Dataset entries

· · ·

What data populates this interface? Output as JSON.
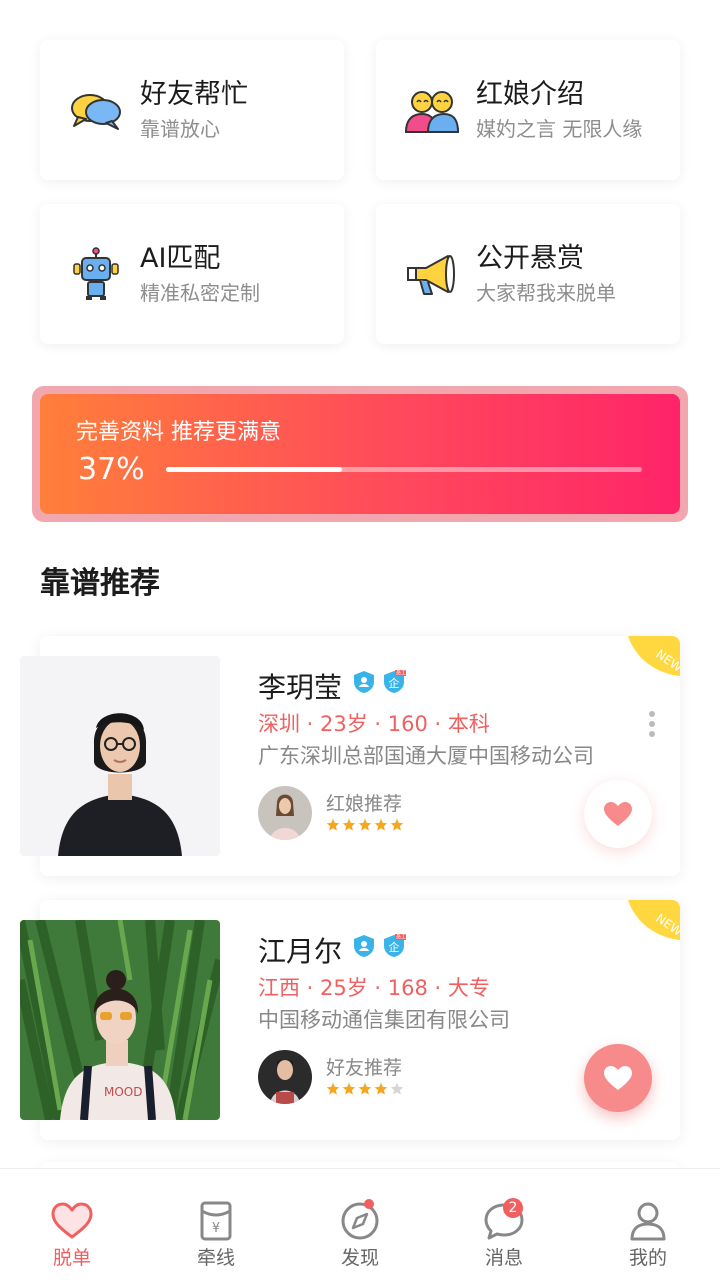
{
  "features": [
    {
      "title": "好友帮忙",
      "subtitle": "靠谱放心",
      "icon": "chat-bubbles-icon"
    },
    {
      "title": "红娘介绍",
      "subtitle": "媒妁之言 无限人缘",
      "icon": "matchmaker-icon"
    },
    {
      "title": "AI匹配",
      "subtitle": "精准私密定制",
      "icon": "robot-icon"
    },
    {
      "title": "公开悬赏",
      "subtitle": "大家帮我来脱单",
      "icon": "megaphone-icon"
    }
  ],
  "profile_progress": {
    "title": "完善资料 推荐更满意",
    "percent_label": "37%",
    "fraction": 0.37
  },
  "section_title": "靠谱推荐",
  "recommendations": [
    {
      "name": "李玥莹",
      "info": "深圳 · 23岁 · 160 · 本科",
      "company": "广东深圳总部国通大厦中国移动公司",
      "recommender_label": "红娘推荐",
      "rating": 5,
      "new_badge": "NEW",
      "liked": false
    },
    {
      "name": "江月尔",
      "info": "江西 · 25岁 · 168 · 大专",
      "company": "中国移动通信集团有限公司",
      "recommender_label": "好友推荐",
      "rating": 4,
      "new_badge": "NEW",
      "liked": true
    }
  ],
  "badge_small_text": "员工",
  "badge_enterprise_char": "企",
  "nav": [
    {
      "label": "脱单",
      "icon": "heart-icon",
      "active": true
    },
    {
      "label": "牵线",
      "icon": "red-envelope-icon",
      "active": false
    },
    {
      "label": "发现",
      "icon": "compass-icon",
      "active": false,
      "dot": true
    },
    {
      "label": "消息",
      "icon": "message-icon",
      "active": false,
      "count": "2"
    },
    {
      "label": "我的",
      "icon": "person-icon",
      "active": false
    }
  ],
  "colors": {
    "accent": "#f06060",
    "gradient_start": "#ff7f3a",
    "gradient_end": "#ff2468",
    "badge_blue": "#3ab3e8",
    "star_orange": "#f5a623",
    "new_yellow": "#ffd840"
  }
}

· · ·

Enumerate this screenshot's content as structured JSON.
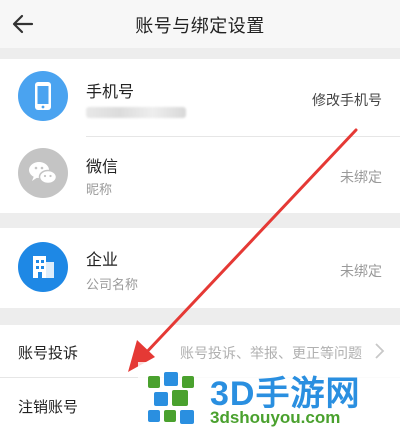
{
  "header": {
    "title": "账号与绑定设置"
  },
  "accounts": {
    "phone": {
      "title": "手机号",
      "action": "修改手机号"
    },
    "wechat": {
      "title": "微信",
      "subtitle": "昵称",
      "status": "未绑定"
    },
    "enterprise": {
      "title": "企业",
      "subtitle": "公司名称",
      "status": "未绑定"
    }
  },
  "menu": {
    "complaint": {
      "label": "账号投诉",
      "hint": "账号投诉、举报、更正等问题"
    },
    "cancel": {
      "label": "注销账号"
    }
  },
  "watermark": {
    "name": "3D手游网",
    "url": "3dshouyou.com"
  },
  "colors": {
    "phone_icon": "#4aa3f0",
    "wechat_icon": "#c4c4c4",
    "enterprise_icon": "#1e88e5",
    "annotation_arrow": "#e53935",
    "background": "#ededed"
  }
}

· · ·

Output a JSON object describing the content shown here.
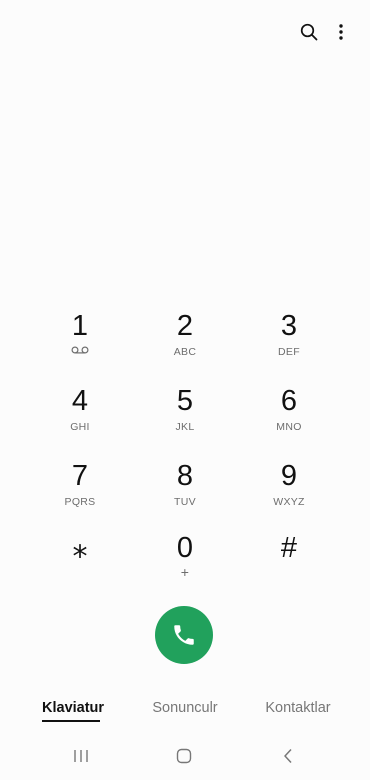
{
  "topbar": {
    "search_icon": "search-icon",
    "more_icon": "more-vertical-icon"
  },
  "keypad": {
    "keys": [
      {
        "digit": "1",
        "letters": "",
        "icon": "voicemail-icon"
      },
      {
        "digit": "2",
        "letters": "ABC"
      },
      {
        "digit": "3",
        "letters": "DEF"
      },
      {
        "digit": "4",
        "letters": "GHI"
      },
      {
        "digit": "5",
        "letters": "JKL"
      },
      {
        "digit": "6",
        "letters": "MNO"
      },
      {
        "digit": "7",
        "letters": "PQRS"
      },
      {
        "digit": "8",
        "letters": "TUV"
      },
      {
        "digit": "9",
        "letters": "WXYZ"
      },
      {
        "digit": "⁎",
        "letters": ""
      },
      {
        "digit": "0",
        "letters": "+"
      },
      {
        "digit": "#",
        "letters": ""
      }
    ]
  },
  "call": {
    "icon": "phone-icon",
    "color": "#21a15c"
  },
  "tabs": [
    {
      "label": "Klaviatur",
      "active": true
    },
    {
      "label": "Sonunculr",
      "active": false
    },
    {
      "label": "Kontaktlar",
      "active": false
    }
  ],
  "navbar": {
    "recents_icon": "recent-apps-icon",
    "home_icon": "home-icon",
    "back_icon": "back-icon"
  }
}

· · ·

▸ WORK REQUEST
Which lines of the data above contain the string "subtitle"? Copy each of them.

▸ RESPONSE TO THIS EXERCISE
      "subtitle": "靠谱放心",
      "subtitle": "媒妁之言 无限人缘",
      "subtitle": "精准私密定制",
      "subtitle": "大家帮我来脱单",
      "subtitle": "昵称",
      "subtitle": "公司名称",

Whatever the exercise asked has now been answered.